The best thing about a Mukhesh Bhatt release is that no one expects much from it. And more often than not, his films turn out to be quite entertaining. He is also credited with having launched budding directors in this new age of Bollywood (Recall : Anurag Basu). Jannat is the directorial debut of Kunal Deshmukh, and among all the flops that have come out of the Indian hindi film industry this year, Jannat happens to be a huge surprise.
Jannat has two parts to its story. The former set in India, the later in South Africa. Essentially, like most Bhatt films, it is a love story. However, its main storyline deals with betting and match fixing in the cricketing world. Arjun, the character portrayed by Emraan Hashmi, is a man with, what he calls, a 'sixth sense'. He is a master predictor of cricket matches. He becomes a bookie and soon gains attention in the eyes of underworld don Abu Ibrahim, who buys arms and ammunitions with the money he makes from betting on cricket matches. Torn apart by his love for the girl of his dreams, Zoya, and his greed for money, Arjun is left with making a choice between living a normal hard-earned life and an easy, yet deceiving one.

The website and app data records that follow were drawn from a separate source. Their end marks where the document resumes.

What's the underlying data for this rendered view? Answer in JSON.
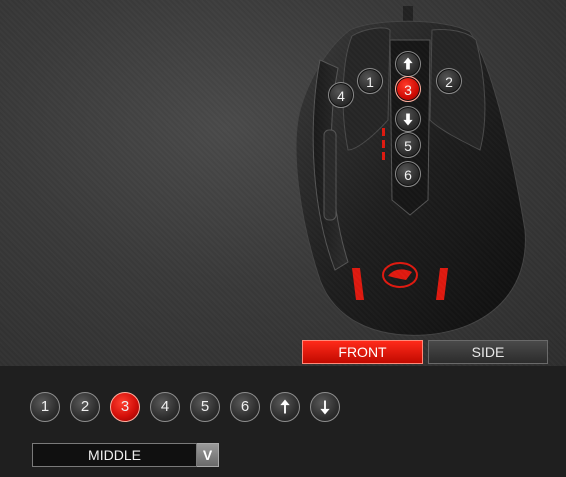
{
  "mouse_buttons": {
    "b1": "1",
    "b2": "2",
    "b3": "3",
    "b4": "4",
    "b5": "5",
    "b6": "6",
    "up": "up-arrow-icon",
    "down": "down-arrow-icon",
    "active": "3"
  },
  "views": {
    "front": "FRONT",
    "side": "SIDE",
    "active": "FRONT"
  },
  "selector": {
    "items": [
      "1",
      "2",
      "3",
      "4",
      "5",
      "6"
    ],
    "scroll_up": "up-arrow-icon",
    "scroll_down": "down-arrow-icon",
    "active": "3"
  },
  "assignment": {
    "value": "MIDDLE",
    "toggle": "V"
  },
  "colors": {
    "accent": "#d4100a",
    "background": "#2a2a2a",
    "panel": "#1f1f1f"
  }
}
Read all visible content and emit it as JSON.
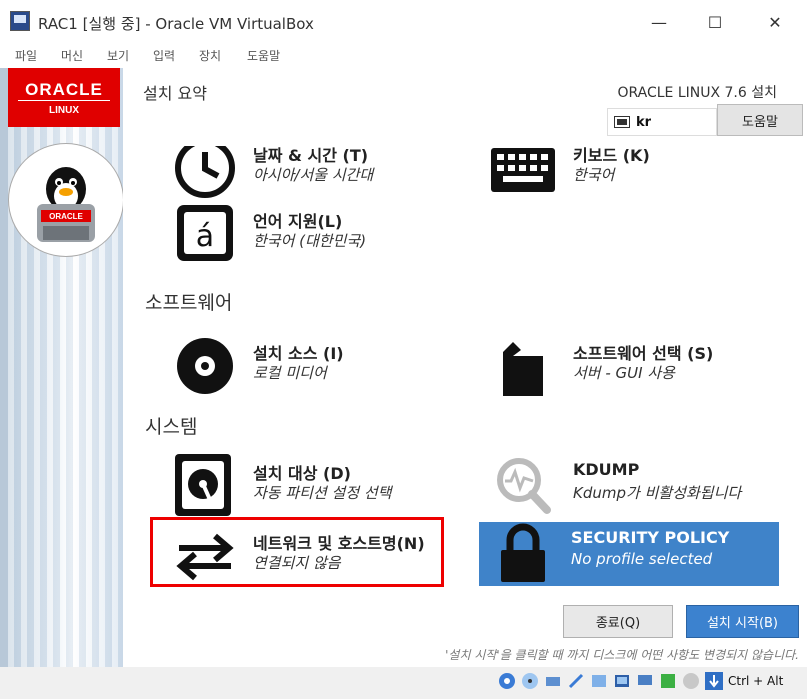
{
  "window": {
    "title": "RAC1 [실행 중] - Oracle VM VirtualBox",
    "minimize": "—",
    "maximize": "☐",
    "close": "✕"
  },
  "menubar": [
    "파일",
    "머신",
    "보기",
    "입력",
    "장치",
    "도움말"
  ],
  "sidebar": {
    "logo_word": "ORACLE",
    "logo_sub": "LINUX"
  },
  "header": {
    "title": "설치 요약",
    "product": "ORACLE LINUX 7.6 설치",
    "keyboard_layout": "kr",
    "help_label": "도움말"
  },
  "sections": {
    "software": "소프트웨어",
    "system": "시스템"
  },
  "spokes": {
    "datetime": {
      "title": "날짜 & 시간 (T)",
      "status": "아시아/서울 시간대"
    },
    "keyboard": {
      "title": "키보드 (K)",
      "status": "한국어"
    },
    "language": {
      "title": "언어 지원(L)",
      "status": "한국어 (대한민국)"
    },
    "source": {
      "title": "설치 소스 (I)",
      "status": "로컬 미디어"
    },
    "software": {
      "title": "소프트웨어 선택 (S)",
      "status": "서버 - GUI 사용"
    },
    "destination": {
      "title": "설치 대상 (D)",
      "status": "자동 파티션 설정 선택"
    },
    "kdump": {
      "title": "KDUMP",
      "status": "Kdump가 비활성화됩니다"
    },
    "network": {
      "title": "네트워크 및 호스트명(N)",
      "status": "연결되지 않음"
    },
    "security": {
      "title": "SECURITY POLICY",
      "status": "No profile selected"
    }
  },
  "buttons": {
    "quit": "종료(Q)",
    "begin": "설치 시작(B)"
  },
  "notice": "'설치 시작'을 클릭할 때 까지 디스크에 어떤 사항도 변경되지 않습니다.",
  "statusbar": {
    "host_key": "Ctrl + Alt"
  },
  "colors": {
    "accent_blue": "#3f83c9",
    "highlight_red": "#ee0000",
    "oracle_red": "#e00000"
  }
}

The first good thing about Jannat is that it has a solid storyline. Whether it is the childish, yet well defined love story, or the complexities of a man who is clearly suffering from some obsessive compulsive disorder or other. Then there is the cricketing world and underworld bit. This is one of the most original and well written storylines to come out of Bollywood this year so far. When it comes to being effective, it achieves that in its entirety in its two hours and twenty minute running time. With everything from the mention of a cricketer turned comedy show host, to the murder of a coach at the World Cup, the storyline is the strongest point of the movie.

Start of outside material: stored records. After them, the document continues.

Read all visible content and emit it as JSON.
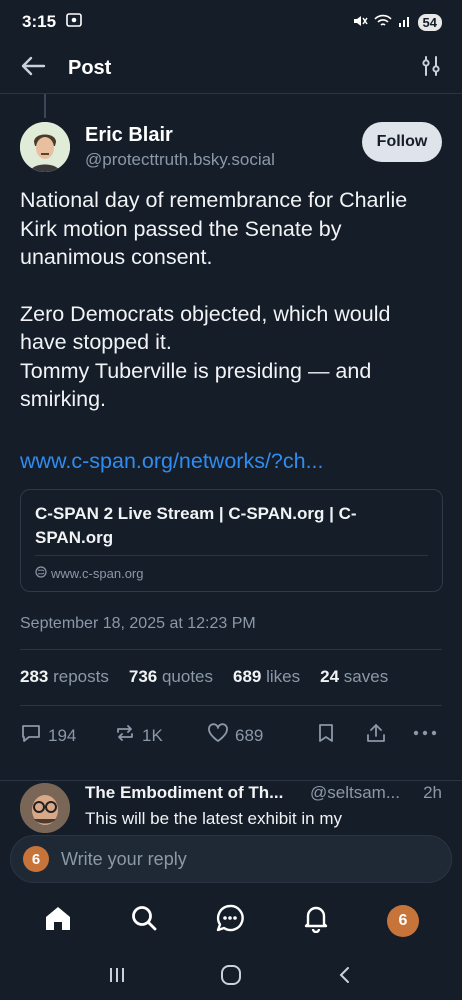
{
  "status_bar": {
    "time": "3:15",
    "battery": "54"
  },
  "header": {
    "title": "Post"
  },
  "post": {
    "author_name": "Eric Blair",
    "author_handle": "@protecttruth.bsky.social",
    "follow_label": "Follow",
    "paragraphs": [
      "National day of remembrance for Charlie Kirk motion passed the Senate by unanimous consent.",
      "Zero Democrats objected, which would have stopped it.",
      "Tommy Tuberville is presiding — and smirking."
    ],
    "link_text": "www.c-span.org/networks/?ch...",
    "embed": {
      "title": "C-SPAN 2 Live Stream | C-SPAN.org | C-SPAN.org",
      "domain": "www.c-span.org"
    },
    "date": "September 18, 2025 at 12:23 PM",
    "stats": {
      "reposts_count": "283",
      "reposts_label": "reposts",
      "quotes_count": "736",
      "quotes_label": "quotes",
      "likes_count": "689",
      "likes_label": "likes",
      "saves_count": "24",
      "saves_label": "saves"
    },
    "actions": {
      "replies": "194",
      "reposts": "1K",
      "likes": "689"
    }
  },
  "reply": {
    "author_name": "The Embodiment of Th...",
    "author_handle": "@seltsam...",
    "time": "2h",
    "text": "This will be the latest exhibit in my"
  },
  "composer": {
    "placeholder": "Write your reply",
    "avatar_glyph": "6"
  },
  "tab_bar": {
    "avatar_glyph": "6"
  },
  "colors": {
    "background": "#151d28",
    "link": "#2f8cf0",
    "muted": "#8b98a8"
  }
}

The music is not as good as one expects it to be. Judai being the pick of the lot. However, the version sung by Kamraan Ahmad is not there in the film. Zara si is just okay. Characteristic of a Bhatt film. Rupam Islam's hindi singing debut is noticeable, although missable. The song is too similar to the songs of his band, Fossils. The background score is very good. It gels in very well with the pace of the film. Emraan Hashmi, apart from having earned the tag of 'serial kisser', happens to be a freakishly good actor. The versatility of the roles that he has done clearly shows that. From being a wife-thief, to an undercover agent, and now a simple man with quite a serious mental disorder. He is like what his dad states in the film - 'A compulsive liar'. And in order to get himself out of any situation, he does what is characteristic of him. He lies some more. Newcomer Sonal Chauhan is okay, making the transition from a sweet and bubbly Mumbai girl to a sexy bar dancer in South Africa. She does look quite anorexic in certain scenes, but as a whole she looks great. Javed Sheikh, as Abu Ibrahim is cold. Effective. Vishal Malhotra, as the sidekick serves the humor quotient well. The lad has come a long way from hosting Disney cartoons on Doordarshan.

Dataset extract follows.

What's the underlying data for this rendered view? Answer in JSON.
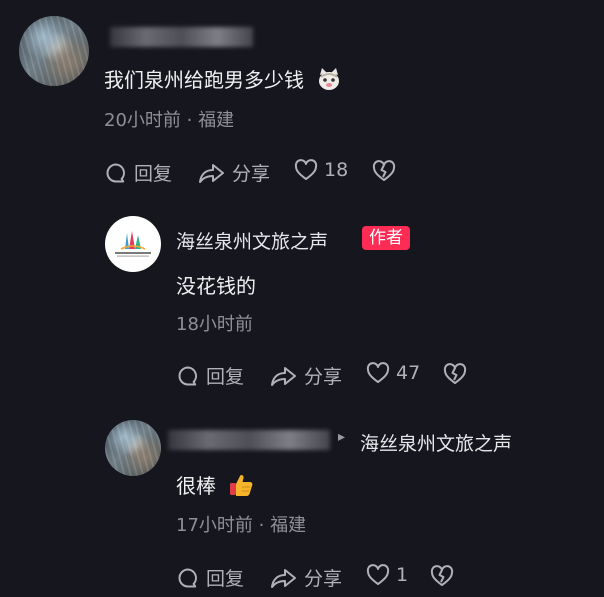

Bollywood's only great film this year happens to Jodhaa Akbar, with Mithya and Shaurya being the other two 'good' films. Race might be a commercial success, but it is a highly frustrating film. Even Bhootnaath failed to click. Tashan is a no brainer! In a year when Bollywood is churning out flop after flop, Jannat serves as a breath of fresh air. Although far from heavenly, Jannat has a lot to offer at a time when cricket is on the lips of almost every Indian (Read : The IPL).
The IPL has come to a stage when it gets boring to sit down and watch an entire game. Do yourself a favor, grab a Jannat ticket and spend two and a half hours in an air conditioned theater watching a film which redifines all the 'Ishtyle' and 'Pharmoola' that Bollywood has been coming up with off late.